States should adopt laws protecting privacy of personal information.
- Personal data shall be: (a) processed lawfully, fairly and in a transparent manner in relation to the data subject (‘lawfulness, fairness and transparency’).
- The gathering and holding of personal information on computers, data banks and other devices, whether by public authorities or private individuals or bodies, must be regulated by law. Effective measures have to be taken by States to ensure that information concerning a person’s private life does not reach the hands of persons who are not authorized by law to receive, process and use it, and is never used for purposes incompatible with the Covenant.
- In implementing these Guidelines, Member countries should: (…) b) adopt laws protecting privacy.

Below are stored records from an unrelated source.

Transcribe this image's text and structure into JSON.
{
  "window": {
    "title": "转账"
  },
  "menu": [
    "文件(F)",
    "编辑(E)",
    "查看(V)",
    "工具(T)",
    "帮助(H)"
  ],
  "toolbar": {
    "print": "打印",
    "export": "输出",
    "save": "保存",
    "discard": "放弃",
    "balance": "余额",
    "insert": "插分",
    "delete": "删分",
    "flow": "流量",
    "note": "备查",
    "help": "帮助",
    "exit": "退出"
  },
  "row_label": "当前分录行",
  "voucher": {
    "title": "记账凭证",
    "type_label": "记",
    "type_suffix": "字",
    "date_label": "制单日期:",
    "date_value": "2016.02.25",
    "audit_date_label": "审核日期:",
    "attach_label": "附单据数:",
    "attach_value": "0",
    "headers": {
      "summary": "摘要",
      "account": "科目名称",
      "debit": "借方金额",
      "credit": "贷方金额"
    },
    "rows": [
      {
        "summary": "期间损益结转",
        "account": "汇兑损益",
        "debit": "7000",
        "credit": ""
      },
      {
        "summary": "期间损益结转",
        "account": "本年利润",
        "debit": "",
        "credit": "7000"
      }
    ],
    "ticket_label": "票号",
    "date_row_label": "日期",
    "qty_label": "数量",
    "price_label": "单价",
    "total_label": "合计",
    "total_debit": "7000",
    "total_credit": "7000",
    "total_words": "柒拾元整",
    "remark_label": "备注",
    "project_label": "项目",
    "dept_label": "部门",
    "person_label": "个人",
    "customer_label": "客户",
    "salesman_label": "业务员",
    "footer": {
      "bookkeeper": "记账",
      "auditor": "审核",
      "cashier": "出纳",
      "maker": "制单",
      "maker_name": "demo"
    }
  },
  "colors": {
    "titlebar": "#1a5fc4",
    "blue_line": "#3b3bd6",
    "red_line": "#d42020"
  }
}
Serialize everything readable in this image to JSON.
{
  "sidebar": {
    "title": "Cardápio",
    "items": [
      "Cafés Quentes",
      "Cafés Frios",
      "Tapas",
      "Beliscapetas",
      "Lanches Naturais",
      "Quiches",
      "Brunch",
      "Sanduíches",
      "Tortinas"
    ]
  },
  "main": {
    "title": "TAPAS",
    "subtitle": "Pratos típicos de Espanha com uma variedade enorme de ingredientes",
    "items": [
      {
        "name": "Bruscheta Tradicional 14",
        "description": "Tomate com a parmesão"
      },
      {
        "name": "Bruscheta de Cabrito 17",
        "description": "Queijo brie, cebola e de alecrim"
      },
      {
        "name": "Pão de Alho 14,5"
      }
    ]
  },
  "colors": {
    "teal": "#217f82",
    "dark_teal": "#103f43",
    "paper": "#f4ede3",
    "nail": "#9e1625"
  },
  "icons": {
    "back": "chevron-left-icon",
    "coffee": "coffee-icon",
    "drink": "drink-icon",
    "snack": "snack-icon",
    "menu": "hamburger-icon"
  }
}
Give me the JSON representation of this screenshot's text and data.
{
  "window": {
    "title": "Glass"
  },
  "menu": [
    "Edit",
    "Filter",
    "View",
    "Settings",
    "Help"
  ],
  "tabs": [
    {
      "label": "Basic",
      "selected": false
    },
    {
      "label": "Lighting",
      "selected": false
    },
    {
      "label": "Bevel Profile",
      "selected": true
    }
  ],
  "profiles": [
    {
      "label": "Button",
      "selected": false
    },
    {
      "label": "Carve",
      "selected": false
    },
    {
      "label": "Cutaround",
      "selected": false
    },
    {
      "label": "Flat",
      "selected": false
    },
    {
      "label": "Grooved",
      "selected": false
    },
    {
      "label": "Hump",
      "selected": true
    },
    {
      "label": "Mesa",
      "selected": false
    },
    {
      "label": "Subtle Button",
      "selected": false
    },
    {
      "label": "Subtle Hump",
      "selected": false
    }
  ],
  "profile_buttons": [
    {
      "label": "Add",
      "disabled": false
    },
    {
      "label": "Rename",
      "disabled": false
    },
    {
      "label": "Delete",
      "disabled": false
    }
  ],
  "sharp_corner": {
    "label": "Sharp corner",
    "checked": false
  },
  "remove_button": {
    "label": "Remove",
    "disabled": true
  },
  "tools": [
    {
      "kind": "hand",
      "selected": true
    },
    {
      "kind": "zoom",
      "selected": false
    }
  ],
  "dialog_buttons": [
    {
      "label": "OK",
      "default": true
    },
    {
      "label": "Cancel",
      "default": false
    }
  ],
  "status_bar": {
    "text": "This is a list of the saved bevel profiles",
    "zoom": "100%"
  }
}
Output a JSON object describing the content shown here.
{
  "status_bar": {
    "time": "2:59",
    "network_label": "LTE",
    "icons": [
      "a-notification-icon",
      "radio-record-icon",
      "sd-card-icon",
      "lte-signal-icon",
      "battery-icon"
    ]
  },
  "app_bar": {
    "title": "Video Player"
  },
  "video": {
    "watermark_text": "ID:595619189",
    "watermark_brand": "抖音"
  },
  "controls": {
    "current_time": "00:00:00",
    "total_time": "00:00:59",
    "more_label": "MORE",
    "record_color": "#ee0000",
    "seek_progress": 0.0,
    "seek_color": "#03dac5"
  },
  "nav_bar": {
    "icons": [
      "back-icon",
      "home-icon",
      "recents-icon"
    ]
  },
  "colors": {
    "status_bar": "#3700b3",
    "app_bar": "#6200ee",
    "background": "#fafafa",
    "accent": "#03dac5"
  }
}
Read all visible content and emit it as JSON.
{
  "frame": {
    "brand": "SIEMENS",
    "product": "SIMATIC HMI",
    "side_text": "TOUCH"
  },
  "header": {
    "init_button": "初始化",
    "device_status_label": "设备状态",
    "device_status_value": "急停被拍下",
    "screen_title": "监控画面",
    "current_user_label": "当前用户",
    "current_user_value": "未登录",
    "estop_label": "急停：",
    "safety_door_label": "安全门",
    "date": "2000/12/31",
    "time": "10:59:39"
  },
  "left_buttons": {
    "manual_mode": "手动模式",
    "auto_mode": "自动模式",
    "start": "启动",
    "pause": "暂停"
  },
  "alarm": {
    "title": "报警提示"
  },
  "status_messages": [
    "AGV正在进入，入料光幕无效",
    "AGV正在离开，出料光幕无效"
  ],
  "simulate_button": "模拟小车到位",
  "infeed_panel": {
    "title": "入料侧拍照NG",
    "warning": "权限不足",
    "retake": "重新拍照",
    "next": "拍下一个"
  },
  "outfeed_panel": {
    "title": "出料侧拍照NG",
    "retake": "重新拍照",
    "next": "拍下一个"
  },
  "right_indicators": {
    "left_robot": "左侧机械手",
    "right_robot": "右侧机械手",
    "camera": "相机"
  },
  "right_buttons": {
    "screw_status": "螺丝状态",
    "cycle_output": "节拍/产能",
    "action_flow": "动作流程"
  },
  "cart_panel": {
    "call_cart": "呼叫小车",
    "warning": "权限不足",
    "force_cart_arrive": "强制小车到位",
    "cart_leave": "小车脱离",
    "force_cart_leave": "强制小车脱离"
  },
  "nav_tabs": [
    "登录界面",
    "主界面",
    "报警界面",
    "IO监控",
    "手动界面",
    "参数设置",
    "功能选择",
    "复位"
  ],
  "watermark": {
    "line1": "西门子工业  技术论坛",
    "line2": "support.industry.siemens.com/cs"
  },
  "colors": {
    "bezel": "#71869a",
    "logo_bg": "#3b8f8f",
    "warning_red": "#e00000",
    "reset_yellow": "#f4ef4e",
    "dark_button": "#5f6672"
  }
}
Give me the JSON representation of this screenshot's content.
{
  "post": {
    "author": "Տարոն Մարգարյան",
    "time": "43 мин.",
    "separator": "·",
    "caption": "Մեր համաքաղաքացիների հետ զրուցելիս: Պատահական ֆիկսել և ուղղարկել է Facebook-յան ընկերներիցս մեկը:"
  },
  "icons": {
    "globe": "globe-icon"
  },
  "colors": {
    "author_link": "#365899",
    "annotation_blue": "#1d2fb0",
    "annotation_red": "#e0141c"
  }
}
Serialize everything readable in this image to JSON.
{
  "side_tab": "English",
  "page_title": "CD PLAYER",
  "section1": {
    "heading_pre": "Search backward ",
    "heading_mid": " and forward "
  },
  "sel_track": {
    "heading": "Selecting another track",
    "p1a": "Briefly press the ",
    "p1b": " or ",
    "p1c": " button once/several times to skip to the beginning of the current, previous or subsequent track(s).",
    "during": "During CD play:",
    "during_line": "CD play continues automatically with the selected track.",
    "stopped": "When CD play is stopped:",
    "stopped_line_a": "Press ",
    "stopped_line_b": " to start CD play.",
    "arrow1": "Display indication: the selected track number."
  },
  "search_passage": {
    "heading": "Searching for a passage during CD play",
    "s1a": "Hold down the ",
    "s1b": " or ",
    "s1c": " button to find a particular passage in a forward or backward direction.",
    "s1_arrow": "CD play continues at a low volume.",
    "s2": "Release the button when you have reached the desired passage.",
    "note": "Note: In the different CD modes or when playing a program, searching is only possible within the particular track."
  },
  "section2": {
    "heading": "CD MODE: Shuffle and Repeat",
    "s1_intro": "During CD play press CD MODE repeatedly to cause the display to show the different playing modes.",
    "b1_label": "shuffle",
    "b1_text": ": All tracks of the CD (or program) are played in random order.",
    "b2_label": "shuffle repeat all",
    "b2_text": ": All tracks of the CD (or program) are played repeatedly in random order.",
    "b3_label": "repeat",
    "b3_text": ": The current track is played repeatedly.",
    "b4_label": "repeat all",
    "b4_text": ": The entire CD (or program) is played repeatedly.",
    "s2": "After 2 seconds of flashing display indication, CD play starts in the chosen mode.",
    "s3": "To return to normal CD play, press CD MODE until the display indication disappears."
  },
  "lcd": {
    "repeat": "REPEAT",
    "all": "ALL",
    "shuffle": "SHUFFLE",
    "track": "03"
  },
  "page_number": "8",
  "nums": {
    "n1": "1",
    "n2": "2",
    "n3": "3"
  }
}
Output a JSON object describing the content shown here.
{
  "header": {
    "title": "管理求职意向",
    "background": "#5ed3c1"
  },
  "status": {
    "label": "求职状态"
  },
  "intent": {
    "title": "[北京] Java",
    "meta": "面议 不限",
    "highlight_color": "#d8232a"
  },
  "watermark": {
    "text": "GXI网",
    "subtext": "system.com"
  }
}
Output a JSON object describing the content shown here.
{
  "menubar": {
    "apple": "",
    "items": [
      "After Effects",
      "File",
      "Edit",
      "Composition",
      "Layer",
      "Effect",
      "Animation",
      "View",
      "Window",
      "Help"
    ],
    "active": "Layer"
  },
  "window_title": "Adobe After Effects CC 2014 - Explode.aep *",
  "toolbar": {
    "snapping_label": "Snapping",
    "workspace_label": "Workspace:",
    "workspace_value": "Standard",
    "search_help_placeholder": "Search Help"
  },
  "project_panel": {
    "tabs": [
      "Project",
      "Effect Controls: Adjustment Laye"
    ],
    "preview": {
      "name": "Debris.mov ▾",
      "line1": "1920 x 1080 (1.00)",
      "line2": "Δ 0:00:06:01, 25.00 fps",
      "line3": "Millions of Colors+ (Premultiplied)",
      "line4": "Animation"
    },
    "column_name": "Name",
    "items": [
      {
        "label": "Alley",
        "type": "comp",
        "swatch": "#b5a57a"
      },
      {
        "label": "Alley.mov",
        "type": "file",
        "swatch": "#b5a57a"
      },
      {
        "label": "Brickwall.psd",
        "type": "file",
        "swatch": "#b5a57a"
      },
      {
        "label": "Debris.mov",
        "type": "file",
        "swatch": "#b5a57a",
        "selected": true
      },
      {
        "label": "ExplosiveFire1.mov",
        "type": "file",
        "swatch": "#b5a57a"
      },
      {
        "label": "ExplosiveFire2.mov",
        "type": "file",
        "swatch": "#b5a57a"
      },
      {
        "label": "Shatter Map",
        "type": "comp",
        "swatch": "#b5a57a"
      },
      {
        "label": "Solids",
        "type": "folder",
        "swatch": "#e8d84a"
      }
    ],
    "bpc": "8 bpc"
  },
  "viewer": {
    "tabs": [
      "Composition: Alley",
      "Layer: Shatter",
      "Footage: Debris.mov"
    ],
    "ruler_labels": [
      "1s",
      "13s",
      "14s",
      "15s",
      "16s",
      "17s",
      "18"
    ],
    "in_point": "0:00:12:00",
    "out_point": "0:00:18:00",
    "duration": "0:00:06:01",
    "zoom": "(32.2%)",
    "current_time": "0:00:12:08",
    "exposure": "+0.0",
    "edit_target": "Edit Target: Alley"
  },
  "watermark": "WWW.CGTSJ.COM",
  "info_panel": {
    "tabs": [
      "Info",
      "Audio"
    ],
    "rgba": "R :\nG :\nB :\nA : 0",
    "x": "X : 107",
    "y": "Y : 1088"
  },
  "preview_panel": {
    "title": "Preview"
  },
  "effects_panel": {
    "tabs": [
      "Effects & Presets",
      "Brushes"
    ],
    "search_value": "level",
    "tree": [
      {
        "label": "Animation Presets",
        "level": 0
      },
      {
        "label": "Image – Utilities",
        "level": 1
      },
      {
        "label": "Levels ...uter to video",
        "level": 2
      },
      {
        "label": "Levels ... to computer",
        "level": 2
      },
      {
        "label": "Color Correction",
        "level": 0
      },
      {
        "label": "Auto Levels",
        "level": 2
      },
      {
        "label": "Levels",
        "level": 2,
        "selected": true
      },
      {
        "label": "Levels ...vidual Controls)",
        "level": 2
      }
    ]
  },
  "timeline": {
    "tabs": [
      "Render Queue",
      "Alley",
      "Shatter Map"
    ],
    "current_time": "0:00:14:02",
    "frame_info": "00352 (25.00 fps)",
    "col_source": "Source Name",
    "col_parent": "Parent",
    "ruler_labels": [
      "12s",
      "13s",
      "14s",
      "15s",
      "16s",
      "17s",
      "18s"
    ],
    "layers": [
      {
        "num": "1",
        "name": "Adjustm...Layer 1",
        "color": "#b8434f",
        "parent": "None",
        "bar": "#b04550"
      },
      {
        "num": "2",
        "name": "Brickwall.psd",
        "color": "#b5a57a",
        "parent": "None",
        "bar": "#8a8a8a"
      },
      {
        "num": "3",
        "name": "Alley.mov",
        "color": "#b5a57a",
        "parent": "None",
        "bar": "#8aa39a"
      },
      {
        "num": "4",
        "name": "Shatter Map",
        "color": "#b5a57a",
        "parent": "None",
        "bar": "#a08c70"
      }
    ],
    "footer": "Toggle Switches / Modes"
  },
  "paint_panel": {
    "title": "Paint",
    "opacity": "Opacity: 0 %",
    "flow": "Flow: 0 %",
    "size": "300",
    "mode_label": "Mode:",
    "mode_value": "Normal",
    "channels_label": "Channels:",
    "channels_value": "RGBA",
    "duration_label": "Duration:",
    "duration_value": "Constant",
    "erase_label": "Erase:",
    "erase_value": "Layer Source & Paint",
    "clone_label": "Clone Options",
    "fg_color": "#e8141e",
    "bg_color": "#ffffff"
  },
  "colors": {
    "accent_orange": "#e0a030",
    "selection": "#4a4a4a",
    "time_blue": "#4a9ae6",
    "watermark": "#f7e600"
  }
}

- The Human Rights Council, (…) 17. Urges States to adopt, implement and, where necessary, reform laws, regulations, policies and other measures concerning personal data and privacy protection online in order to prevent, mitigate and remedy the arbitrary or unlawful collection, retention, processing, use or disclosure of personal data on the Internet that could violate human rights.
- The General Assembly (...) 6. Calls upon all States: (...) (g) To consider adopting and implementing data protection legislation, regulation and policies, including on digital communication data, that complies with their international human rights obligations, which could include the establishment of national independent authorities with powers and resources to monitor data privacy practices, investigate violations and abuses and receive communications from individuals and organizations, and to provide appropriate remedies.
- States should adopt strong data protection laws and update electoral and other relevant laws to limit the pervasive tracking and targeting of individuals and their activities online.
- The legal framework should prohibit the collection, use or dissemination of personal data or information in any manner for any purpose other than the exercise of suffrage rights. In particular, care should be given to provisions that relate to fingerprints, photographs and personal identification numbers, as well as to ethnicity or other factors that could lead to discrimination or place the voter at risk of personal harm.
- Domestic legislation of the state must contain data protection provisions for the regulation of the automatic processing of personal data.
- Citizens need to be protected in the processing of personal data particularly during the election period when large amounts of personal data are processed, including those available in the electoral registers. As regards the registers data privacy has to be balanced against the transparency required for electoral integrity.